▶ [REQUIRED WORK]: Among the lines of the listing below, count those with the string "this". Give the number and no commentary.

--- DATA TO PROCESS ---

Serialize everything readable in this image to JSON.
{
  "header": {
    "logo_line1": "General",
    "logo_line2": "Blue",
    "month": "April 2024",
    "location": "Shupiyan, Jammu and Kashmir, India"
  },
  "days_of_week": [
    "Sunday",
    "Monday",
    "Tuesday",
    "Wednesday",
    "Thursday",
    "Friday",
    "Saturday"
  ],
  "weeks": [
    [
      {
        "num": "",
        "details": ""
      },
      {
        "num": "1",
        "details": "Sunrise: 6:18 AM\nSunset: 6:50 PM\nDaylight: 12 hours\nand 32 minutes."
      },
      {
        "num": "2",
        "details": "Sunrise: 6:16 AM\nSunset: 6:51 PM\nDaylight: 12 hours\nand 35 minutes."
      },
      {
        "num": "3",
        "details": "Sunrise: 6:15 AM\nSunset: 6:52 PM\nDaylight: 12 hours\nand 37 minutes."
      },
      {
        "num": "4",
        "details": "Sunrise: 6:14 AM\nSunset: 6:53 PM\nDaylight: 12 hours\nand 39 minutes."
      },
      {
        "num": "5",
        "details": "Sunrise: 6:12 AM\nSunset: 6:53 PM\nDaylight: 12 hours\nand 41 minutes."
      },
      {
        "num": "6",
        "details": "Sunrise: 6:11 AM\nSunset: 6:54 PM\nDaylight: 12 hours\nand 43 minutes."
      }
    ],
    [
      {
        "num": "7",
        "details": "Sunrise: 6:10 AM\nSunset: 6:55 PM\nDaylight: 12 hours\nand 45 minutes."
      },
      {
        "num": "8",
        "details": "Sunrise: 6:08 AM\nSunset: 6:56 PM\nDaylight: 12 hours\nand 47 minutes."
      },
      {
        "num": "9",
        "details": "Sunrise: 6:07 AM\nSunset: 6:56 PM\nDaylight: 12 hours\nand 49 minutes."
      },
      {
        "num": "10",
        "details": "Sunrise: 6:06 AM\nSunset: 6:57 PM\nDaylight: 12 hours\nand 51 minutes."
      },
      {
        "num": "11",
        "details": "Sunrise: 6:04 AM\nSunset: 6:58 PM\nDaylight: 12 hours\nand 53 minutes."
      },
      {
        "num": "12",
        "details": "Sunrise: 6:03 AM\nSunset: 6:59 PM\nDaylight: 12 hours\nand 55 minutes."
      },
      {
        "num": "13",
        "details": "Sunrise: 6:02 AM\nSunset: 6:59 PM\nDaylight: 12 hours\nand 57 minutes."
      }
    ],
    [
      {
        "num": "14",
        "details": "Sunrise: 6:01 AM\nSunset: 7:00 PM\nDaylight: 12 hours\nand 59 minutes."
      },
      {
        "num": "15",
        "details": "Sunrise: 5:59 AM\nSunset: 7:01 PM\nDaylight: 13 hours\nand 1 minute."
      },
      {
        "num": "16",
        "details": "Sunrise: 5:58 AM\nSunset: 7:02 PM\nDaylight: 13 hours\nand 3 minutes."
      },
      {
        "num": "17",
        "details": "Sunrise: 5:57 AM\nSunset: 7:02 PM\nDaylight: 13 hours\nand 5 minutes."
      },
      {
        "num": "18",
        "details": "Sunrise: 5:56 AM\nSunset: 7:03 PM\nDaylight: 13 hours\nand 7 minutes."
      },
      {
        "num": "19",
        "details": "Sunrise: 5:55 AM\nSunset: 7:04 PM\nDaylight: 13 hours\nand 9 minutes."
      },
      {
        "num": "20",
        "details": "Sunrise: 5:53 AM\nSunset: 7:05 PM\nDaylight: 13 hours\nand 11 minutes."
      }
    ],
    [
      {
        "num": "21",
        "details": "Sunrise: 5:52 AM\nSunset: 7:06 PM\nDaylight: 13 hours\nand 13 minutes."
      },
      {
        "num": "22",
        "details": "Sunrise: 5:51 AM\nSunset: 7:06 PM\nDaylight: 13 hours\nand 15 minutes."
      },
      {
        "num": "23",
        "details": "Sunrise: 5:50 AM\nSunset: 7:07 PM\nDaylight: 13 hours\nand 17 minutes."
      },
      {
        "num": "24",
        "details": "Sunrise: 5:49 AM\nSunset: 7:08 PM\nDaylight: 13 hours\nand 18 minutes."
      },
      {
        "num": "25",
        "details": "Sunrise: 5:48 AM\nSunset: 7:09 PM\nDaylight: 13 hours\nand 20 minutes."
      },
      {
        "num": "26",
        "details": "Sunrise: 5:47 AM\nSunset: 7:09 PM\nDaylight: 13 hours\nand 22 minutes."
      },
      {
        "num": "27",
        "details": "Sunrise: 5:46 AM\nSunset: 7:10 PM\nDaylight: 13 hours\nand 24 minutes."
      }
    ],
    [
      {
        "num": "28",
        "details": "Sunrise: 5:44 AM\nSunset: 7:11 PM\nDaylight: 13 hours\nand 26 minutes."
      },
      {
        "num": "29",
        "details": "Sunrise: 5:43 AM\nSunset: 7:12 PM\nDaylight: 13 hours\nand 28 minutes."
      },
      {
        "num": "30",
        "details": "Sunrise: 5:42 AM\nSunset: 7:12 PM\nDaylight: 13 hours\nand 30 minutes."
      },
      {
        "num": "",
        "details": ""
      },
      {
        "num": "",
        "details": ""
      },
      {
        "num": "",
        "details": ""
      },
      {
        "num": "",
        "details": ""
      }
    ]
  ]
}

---
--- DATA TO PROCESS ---

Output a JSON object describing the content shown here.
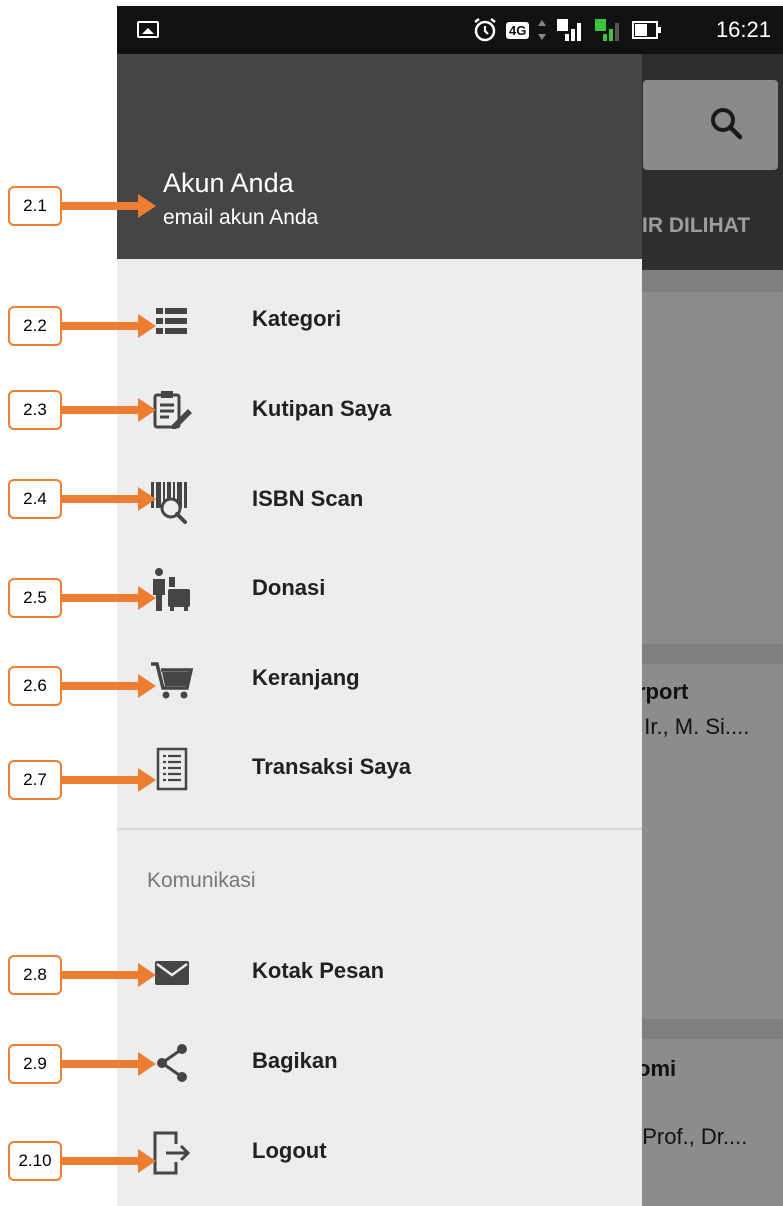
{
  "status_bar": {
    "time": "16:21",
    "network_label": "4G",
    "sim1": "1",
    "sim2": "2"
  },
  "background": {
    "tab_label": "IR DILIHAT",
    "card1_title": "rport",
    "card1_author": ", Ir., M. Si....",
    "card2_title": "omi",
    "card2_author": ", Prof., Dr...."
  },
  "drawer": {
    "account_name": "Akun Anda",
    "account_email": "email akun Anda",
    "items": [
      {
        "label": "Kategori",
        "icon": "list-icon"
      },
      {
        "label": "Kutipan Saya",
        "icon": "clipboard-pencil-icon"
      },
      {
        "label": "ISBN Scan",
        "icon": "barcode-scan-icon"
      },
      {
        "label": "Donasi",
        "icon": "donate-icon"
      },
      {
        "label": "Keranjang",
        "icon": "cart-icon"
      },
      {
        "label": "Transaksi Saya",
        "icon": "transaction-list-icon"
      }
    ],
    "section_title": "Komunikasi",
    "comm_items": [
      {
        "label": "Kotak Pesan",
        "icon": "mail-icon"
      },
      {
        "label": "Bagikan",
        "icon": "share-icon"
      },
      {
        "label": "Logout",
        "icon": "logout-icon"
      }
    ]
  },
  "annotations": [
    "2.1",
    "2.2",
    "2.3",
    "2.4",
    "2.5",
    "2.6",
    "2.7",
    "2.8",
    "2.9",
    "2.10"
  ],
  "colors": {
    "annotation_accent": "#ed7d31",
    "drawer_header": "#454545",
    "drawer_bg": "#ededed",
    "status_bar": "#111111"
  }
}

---
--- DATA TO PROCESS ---

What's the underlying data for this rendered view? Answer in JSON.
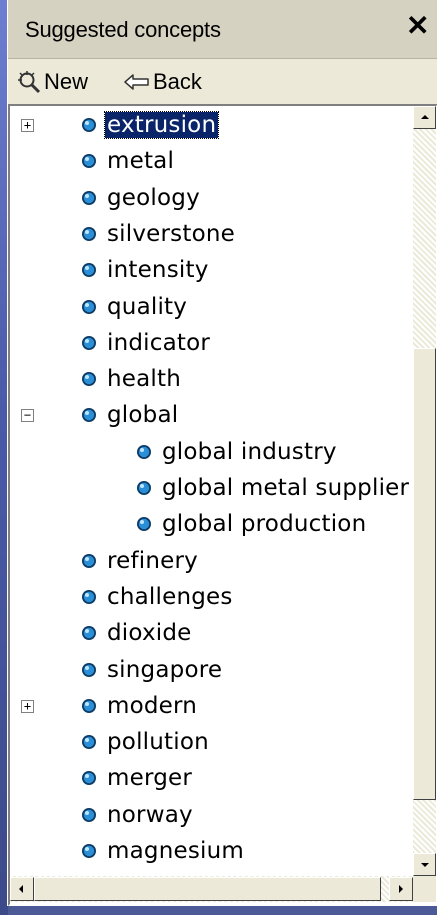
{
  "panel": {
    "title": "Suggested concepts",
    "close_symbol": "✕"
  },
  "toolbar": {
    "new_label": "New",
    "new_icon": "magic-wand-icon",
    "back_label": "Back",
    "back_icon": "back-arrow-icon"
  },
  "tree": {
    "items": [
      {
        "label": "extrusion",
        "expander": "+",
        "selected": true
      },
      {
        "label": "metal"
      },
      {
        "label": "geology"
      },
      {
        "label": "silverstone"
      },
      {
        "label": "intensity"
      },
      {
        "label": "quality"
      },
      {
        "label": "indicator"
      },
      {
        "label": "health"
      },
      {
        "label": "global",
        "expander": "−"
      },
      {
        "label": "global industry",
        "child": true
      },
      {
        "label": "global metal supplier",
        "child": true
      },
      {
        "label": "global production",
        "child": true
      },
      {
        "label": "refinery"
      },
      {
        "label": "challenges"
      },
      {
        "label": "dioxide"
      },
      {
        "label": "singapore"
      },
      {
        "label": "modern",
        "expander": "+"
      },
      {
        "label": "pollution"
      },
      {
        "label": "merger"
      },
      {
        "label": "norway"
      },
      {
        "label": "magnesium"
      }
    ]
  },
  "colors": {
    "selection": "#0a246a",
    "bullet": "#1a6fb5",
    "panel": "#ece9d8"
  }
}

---

▶ [EXERCISE RESPONSE]: 2